By on December 4, 2010

by Jake Rosko
Secretary of the Gay-Straight Alliance,
Kaneland Krier

Kaneland—Most students are aware of how serious the teen suicides have become in the lesbian, bisexual, gay and transgender community recently. Is it possible to imagine how many families are affected by the suicides because of harassment in America?

Let me first clear up a common misperception: the gays and lesbians in our entire global community do not choose to be like this. We’re born with it.

I’m sure that if we were able to make the choice, most of us would be more than willing to choose to be straight because of how much harassment we get in our homes and school lives. If we “choose” to be gay every day, then that would mean everyone else “chooses” to be straight, or to be short or tall, or the color of their hair, skin or eyes. This is not a choice that people casually make because they want to be different or to get attention.

In the past few years, I’ve noticed Kaneland has started to become more and more accepting of our gay students.

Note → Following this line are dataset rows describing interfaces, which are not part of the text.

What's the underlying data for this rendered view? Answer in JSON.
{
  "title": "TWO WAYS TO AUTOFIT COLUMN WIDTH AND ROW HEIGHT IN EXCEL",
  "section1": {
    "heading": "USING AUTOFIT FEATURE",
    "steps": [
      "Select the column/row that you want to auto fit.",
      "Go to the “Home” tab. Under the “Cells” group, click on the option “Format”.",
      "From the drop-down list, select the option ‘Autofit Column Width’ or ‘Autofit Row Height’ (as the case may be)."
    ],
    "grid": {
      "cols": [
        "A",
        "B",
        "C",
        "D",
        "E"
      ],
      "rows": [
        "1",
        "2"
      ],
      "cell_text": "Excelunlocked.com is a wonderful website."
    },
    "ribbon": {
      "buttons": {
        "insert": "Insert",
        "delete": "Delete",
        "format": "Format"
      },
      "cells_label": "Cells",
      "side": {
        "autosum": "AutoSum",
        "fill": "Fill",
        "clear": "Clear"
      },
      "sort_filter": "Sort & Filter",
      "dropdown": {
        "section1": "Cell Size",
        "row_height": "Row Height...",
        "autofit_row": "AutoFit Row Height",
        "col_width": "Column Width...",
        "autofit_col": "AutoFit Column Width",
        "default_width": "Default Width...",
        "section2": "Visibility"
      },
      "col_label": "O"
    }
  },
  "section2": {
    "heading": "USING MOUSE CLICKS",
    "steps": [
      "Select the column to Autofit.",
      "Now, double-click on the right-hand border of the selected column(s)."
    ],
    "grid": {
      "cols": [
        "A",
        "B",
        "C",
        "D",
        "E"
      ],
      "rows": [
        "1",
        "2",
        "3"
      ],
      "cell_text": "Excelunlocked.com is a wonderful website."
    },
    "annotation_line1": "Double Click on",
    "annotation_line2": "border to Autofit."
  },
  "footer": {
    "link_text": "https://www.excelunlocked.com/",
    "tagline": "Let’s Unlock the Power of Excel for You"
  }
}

Kaneland’s Gay Straight Alliance is starting to create more peace in our hallways and classrooms.

Yet every day I hear words thrown at people to intentionally hurt them. Words such as “faggot,” “queer,” “dyke,” “retard” and other harmful words are heard in the hallways not only by students, but also by teachers who let words such as these fly right by through the hallway.

When no one does something to stop those harmful words, ideas like suicide begin to seep through some students minds. Kaneland GSA’s goal this year is to put a stop to bullying in the hallways so we can all feel safe and be in a peaceful environment.

When adults do not become involved in these problems, it makes students who are the victim of bullying feel alone and hopeless because they feel no one helps them. The same is true when the victim’s friends don’t comfort and help them because they’re too scared of what people may say about them. Situations such as this can one day lead to the student committing suicide.

GSA is here for anyone after school on Wednesdays or during STEN on Thursdays to make you feel safe and comfortable with who you are.